Ginsburg had colon cancer and received radiation and chemotherapy for it, during which she did not miss one single day on the bench. And here I sit, most days, alternating between the couch and the other couch, occasionally doing an errand or a mellow excercise session, coming back home, complaining. I need to think more about this tiny, amazing woman. I am certain these treatments made a person feel a whole lot worse in 1999 than they do now. How did she manage it?

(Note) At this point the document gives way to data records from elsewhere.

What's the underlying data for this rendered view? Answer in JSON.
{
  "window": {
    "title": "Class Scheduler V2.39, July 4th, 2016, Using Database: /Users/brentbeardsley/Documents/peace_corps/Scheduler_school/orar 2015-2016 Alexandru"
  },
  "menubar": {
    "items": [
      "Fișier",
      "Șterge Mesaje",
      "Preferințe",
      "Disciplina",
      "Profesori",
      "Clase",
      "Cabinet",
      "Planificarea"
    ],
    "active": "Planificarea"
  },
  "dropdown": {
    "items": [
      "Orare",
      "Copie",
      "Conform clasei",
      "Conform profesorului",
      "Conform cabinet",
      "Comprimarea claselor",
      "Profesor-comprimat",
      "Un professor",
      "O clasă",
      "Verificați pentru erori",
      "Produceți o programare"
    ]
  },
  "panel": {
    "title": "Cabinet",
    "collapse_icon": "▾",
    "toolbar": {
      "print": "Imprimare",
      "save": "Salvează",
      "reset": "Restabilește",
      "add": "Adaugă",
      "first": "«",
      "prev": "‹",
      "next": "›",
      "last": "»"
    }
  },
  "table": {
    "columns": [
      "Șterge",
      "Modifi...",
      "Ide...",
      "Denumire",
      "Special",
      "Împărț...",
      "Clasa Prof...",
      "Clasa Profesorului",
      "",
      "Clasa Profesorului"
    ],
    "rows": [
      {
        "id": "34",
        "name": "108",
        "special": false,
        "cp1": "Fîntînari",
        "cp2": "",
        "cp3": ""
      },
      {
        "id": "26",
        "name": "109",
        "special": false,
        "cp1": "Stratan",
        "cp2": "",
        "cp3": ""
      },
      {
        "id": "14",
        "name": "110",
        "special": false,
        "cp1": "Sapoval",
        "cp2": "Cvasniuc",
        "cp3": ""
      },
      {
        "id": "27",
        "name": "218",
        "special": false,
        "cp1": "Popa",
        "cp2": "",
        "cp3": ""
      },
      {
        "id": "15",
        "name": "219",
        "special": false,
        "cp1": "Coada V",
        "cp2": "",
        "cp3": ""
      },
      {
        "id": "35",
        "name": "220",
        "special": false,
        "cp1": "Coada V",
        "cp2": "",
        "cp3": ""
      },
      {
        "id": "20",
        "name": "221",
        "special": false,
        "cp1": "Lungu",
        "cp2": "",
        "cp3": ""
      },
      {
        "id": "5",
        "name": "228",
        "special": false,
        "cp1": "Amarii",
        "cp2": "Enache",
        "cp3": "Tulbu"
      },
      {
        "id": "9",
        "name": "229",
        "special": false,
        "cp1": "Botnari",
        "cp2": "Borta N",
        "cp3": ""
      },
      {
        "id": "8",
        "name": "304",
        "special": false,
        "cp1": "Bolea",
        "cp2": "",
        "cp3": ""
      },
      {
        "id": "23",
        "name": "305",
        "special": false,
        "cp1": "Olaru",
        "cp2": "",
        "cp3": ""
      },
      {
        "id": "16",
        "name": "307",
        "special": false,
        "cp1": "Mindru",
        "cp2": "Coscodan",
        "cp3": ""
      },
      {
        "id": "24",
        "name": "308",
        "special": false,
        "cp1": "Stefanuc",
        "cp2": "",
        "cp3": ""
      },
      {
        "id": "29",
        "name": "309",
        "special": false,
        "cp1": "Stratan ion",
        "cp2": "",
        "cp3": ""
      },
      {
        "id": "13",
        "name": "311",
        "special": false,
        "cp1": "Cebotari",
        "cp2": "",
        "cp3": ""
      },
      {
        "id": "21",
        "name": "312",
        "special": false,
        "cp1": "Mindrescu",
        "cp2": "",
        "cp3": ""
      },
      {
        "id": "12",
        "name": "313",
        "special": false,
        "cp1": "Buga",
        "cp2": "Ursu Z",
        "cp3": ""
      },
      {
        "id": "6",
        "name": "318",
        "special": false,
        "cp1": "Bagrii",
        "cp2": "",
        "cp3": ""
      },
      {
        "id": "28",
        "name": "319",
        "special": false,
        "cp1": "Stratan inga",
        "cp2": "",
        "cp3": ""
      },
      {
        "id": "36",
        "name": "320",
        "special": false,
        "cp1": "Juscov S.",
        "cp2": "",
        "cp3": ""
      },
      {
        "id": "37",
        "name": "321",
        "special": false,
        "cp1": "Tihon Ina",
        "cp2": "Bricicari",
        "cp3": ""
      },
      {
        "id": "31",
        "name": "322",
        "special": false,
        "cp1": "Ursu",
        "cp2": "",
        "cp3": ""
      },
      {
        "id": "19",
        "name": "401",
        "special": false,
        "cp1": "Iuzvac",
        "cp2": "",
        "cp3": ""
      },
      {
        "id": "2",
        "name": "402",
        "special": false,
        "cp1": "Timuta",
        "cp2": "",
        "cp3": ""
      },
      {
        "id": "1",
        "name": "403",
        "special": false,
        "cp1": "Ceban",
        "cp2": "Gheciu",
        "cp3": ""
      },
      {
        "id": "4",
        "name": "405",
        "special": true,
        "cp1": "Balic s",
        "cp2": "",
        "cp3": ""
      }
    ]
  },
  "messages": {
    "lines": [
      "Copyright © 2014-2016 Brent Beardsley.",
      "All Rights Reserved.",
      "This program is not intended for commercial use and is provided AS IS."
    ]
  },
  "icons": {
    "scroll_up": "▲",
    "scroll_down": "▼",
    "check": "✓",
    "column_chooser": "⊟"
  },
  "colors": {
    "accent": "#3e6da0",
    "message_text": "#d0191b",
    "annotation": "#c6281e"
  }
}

Jon says that were I a Supreme Court Justice I would manage it too; I am not, so I don't have to. Still, it is intriguing, isn't it? I admired Ginsburg plenty before, but now that admiration has turned into more scary-stalker-fandom. My own little Catch-22 problem is that I have nowhere I need to be. If I had a job, I would still manage to do it on a lot of days of chemo. I don't have a job, and did not plan on cancer being part of my transition from bookseller to something else, but here it is. The catch is that it does not feel appropriate to look for a job until my treatment is done. I still have the hardest third of the chemo to do, a major surgery, and likely radiation, which I believe will involve day trips to somewhere, five days a week. Plus, my job hunting confidence will improve with hair growth, I have to admit. So.... the upshot is, unlike Ruth Bader Ginsburg, or my mother or cousin (who also worked during their cancer treatments), I am not working, and thus spend a lot of my time feeling like I don't have enough energy to do anything. It just goes to show - context and circumstance are a lot of this.
The solution to this conundrum? I have no clue. As with much of what life throws at a person, as lucky or unlucky I can feel when inappropriately comparing my situation to others (that pendulum swings very, very widely on any given day), I just have to muddle through it. On a good day I go with the flow and enjoy watching Homeland or Doc Martin or Modern Family, and reading magazines, guilty pleasures in another life. On a bad day I feel useless, and like a spoiled baby.
I have six more weeks of chemo to work this stuff out, or not, and then I will have a big surgery from which to heal. As my friend told me in the pool yesterday (actually, in the hot tub - the hot tub was longer than the swim, unheard of!), next year when we are in the hot tub getting ready for a hard swim, this will all be a distant or not so distant memory, but a memory nonetheless, and I will have made it out the other side.